◆ About this task:
Retype every record below exactly as it is written.

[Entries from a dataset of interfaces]
......

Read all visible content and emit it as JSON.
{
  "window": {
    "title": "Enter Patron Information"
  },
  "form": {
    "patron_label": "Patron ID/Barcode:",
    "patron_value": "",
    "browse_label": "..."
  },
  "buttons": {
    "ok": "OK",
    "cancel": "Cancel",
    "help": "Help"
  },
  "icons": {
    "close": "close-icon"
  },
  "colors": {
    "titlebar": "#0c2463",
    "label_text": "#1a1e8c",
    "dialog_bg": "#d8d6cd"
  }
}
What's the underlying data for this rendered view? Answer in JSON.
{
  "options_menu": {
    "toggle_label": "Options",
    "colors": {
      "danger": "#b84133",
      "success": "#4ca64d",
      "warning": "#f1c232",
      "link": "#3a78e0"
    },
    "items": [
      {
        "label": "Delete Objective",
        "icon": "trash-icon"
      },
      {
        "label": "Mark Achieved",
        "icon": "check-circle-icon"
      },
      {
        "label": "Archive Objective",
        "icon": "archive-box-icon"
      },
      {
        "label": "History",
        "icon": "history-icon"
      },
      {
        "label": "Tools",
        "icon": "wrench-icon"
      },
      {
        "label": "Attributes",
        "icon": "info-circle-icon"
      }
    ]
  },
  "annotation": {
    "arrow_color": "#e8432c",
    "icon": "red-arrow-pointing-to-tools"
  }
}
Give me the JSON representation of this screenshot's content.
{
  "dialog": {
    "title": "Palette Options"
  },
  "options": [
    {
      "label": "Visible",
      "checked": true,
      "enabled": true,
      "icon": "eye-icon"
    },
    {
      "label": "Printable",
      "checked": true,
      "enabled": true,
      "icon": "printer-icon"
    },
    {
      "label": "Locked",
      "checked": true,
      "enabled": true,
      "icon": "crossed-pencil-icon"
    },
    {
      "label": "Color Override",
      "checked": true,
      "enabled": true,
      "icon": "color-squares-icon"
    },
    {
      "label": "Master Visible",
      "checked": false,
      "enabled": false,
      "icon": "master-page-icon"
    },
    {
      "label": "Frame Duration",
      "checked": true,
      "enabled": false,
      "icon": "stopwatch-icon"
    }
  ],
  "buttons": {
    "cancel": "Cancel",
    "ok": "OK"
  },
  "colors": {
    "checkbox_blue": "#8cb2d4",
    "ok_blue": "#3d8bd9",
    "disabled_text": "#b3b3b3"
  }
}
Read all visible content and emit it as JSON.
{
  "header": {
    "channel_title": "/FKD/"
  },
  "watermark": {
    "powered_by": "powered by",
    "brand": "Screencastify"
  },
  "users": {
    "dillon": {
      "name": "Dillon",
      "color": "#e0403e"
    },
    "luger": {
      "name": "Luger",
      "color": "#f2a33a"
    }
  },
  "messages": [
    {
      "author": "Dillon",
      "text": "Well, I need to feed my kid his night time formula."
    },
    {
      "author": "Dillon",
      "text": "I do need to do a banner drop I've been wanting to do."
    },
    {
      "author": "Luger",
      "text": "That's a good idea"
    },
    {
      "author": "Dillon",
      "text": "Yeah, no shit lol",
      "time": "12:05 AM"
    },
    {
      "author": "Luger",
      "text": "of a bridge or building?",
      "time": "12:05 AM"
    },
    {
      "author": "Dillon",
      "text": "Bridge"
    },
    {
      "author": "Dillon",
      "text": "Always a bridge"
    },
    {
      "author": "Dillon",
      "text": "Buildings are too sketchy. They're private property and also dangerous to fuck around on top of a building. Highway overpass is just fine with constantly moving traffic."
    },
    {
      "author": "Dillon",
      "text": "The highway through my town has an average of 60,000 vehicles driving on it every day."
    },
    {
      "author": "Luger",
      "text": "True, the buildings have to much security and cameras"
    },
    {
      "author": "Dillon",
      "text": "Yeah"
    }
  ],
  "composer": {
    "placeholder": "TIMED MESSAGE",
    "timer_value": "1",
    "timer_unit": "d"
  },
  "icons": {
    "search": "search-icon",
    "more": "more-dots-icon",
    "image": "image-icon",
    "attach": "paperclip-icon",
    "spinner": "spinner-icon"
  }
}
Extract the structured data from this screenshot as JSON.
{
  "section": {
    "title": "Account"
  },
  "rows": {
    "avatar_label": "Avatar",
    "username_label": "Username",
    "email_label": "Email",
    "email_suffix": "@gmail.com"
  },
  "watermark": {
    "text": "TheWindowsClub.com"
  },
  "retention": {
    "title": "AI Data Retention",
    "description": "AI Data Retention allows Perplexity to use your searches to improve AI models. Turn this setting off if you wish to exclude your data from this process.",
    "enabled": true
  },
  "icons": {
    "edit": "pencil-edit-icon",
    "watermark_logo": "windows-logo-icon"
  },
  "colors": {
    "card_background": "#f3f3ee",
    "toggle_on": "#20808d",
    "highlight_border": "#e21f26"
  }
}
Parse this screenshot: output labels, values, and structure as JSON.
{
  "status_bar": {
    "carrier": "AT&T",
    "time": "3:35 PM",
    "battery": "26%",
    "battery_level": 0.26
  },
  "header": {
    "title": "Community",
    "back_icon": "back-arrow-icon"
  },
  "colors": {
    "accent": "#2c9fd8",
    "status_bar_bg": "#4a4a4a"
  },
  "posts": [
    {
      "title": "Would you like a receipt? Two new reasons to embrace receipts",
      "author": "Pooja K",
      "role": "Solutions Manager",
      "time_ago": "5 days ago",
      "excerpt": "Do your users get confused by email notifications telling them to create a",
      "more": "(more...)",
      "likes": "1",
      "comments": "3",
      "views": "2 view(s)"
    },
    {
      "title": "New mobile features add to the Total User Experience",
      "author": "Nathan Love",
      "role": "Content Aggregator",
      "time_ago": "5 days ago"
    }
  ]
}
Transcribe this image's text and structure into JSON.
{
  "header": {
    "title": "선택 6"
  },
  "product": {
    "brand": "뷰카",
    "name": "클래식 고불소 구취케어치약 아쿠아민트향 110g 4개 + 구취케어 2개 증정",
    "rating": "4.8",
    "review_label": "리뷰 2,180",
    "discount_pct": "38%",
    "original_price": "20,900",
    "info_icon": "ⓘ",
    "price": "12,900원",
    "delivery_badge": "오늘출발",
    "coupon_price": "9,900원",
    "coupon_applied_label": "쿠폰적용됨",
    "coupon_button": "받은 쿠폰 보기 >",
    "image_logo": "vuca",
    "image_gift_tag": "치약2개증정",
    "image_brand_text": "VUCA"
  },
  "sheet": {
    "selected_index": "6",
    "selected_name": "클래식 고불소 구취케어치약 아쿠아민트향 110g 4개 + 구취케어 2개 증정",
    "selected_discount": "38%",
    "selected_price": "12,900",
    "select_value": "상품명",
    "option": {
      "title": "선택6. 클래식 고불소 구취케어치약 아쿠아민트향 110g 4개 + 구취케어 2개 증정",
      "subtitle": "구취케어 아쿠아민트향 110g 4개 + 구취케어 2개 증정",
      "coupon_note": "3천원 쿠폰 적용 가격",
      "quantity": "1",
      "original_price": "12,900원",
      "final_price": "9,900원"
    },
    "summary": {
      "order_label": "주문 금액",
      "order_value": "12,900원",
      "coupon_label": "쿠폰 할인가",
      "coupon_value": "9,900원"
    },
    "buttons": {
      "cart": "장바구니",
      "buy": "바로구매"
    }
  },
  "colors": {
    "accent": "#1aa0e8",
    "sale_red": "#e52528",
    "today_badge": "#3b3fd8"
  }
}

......

◆ Exercise solution:
Read all visible content and emit it as JSON.
{
  "window": {
    "title": "Enter Patron Information"
  },
  "form": {
    "patron_label": "Patron ID/Barcode:",
    "patron_value": "",
    "browse_label": "..."
  },
  "buttons": {
    "ok": "OK",
    "cancel": "Cancel",
    "help": "Help"
  },
  "icons": {
    "close": "close-icon"
  },
  "colors": {
    "titlebar": "#0c2463",
    "label_text": "#1a1e8c",
    "dialog_bg": "#d8d6cd"
  }
}
What's the underlying data for this rendered view? Answer in JSON.
{
  "options_menu": {
    "toggle_label": "Options",
    "colors": {
      "danger": "#b84133",
      "success": "#4ca64d",
      "warning": "#f1c232",
      "link": "#3a78e0"
    },
    "items": [
      {
        "label": "Delete Objective",
        "icon": "trash-icon"
      },
      {
        "label": "Mark Achieved",
        "icon": "check-circle-icon"
      },
      {
        "label": "Archive Objective",
        "icon": "archive-box-icon"
      },
      {
        "label": "History",
        "icon": "history-icon"
      },
      {
        "label": "Tools",
        "icon": "wrench-icon"
      },
      {
        "label": "Attributes",
        "icon": "info-circle-icon"
      }
    ]
  },
  "annotation": {
    "arrow_color": "#e8432c",
    "icon": "red-arrow-pointing-to-tools"
  }
}
Give me the JSON representation of this screenshot's content.
{
  "dialog": {
    "title": "Palette Options"
  },
  "options": [
    {
      "label": "Visible",
      "checked": true,
      "enabled": true,
      "icon": "eye-icon"
    },
    {
      "label": "Printable",
      "checked": true,
      "enabled": true,
      "icon": "printer-icon"
    },
    {
      "label": "Locked",
      "checked": true,
      "enabled": true,
      "icon": "crossed-pencil-icon"
    },
    {
      "label": "Color Override",
      "checked": true,
      "enabled": true,
      "icon": "color-squares-icon"
    },
    {
      "label": "Master Visible",
      "checked": false,
      "enabled": false,
      "icon": "master-page-icon"
    },
    {
      "label": "Frame Duration",
      "checked": true,
      "enabled": false,
      "icon": "stopwatch-icon"
    }
  ],
  "buttons": {
    "cancel": "Cancel",
    "ok": "OK"
  },
  "colors": {
    "checkbox_blue": "#8cb2d4",
    "ok_blue": "#3d8bd9",
    "disabled_text": "#b3b3b3"
  }
}
Read all visible content and emit it as JSON.
{
  "header": {
    "channel_title": "/FKD/"
  },
  "watermark": {
    "powered_by": "powered by",
    "brand": "Screencastify"
  },
  "users": {
    "dillon": {
      "name": "Dillon",
      "color": "#e0403e"
    },
    "luger": {
      "name": "Luger",
      "color": "#f2a33a"
    }
  },
  "messages": [
    {
      "author": "Dillon",
      "text": "Well, I need to feed my kid his night time formula."
    },
    {
      "author": "Dillon",
      "text": "I do need to do a banner drop I've been wanting to do."
    },
    {
      "author": "Luger",
      "text": "That's a good idea"
    },
    {
      "author": "Dillon",
      "text": "Yeah, no shit lol",
      "time": "12:05 AM"
    },
    {
      "author": "Luger",
      "text": "of a bridge or building?",
      "time": "12:05 AM"
    },
    {
      "author": "Dillon",
      "text": "Bridge"
    },
    {
      "author": "Dillon",
      "text": "Always a bridge"
    },
    {
      "author": "Dillon",
      "text": "Buildings are too sketchy. They're private property and also dangerous to fuck around on top of a building. Highway overpass is just fine with constantly moving traffic."
    },
    {
      "author": "Dillon",
      "text": "The highway through my town has an average of 60,000 vehicles driving on it every day."
    },
    {
      "author": "Luger",
      "text": "True, the buildings have to much security and cameras"
    },
    {
      "author": "Dillon",
      "text": "Yeah"
    }
  ],
  "composer": {
    "placeholder": "TIMED MESSAGE",
    "timer_value": "1",
    "timer_unit": "d"
  },
  "icons": {
    "search": "search-icon",
    "more": "more-dots-icon",
    "image": "image-icon",
    "attach": "paperclip-icon",
    "spinner": "spinner-icon"
  }
}
Extract the structured data from this screenshot as JSON.
{
  "section": {
    "title": "Account"
  },
  "rows": {
    "avatar_label": "Avatar",
    "username_label": "Username",
    "email_label": "Email",
    "email_suffix": "@gmail.com"
  },
  "watermark": {
    "text": "TheWindowsClub.com"
  },
  "retention": {
    "title": "AI Data Retention",
    "description": "AI Data Retention allows Perplexity to use your searches to improve AI models. Turn this setting off if you wish to exclude your data from this process.",
    "enabled": true
  },
  "icons": {
    "edit": "pencil-edit-icon",
    "watermark_logo": "windows-logo-icon"
  },
  "colors": {
    "card_background": "#f3f3ee",
    "toggle_on": "#20808d",
    "highlight_border": "#e21f26"
  }
}
Parse this screenshot: output labels, values, and structure as JSON.
{
  "status_bar": {
    "carrier": "AT&T",
    "time": "3:35 PM",
    "battery": "26%",
    "battery_level": 0.26
  },
  "header": {
    "title": "Community",
    "back_icon": "back-arrow-icon"
  },
  "colors": {
    "accent": "#2c9fd8",
    "status_bar_bg": "#4a4a4a"
  },
  "posts": [
    {
      "title": "Would you like a receipt? Two new reasons to embrace receipts",
      "author": "Pooja K",
      "role": "Solutions Manager",
      "time_ago": "5 days ago",
      "excerpt": "Do your users get confused by email notifications telling them to create a",
      "more": "(more...)",
      "likes": "1",
      "comments": "3",
      "views": "2 view(s)"
    },
    {
      "title": "New mobile features add to the Total User Experience",
      "author": "Nathan Love",
      "role": "Content Aggregator",
      "time_ago": "5 days ago"
    }
  ]
}
Transcribe this image's text and structure into JSON.
{
  "header": {
    "title": "선택 6"
  },
  "product": {
    "brand": "뷰카",
    "name": "클래식 고불소 구취케어치약 아쿠아민트향 110g 4개 + 구취케어 2개 증정",
    "rating": "4.8",
    "review_label": "리뷰 2,180",
    "discount_pct": "38%",
    "original_price": "20,900",
    "info_icon": "ⓘ",
    "price": "12,900원",
    "delivery_badge": "오늘출발",
    "coupon_price": "9,900원",
    "coupon_applied_label": "쿠폰적용됨",
    "coupon_button": "받은 쿠폰 보기 >",
    "image_logo": "vuca",
    "image_gift_tag": "치약2개증정",
    "image_brand_text": "VUCA"
  },
  "sheet": {
    "selected_index": "6",
    "selected_name": "클래식 고불소 구취케어치약 아쿠아민트향 110g 4개 + 구취케어 2개 증정",
    "selected_discount": "38%",
    "selected_price": "12,900",
    "select_value": "상품명",
    "option": {
      "title": "선택6. 클래식 고불소 구취케어치약 아쿠아민트향 110g 4개 + 구취케어 2개 증정",
      "subtitle": "구취케어 아쿠아민트향 110g 4개 + 구취케어 2개 증정",
      "coupon_note": "3천원 쿠폰 적용 가격",
      "quantity": "1",
      "original_price": "12,900원",
      "final_price": "9,900원"
    },
    "summary": {
      "order_label": "주문 금액",
      "order_value": "12,900원",
      "coupon_label": "쿠폰 할인가",
      "coupon_value": "9,900원"
    },
    "buttons": {
      "cart": "장바구니",
      "buy": "바로구매"
    }
  },
  "colors": {
    "accent": "#1aa0e8",
    "sale_red": "#e52528",
    "today_badge": "#3b3fd8"
  }
}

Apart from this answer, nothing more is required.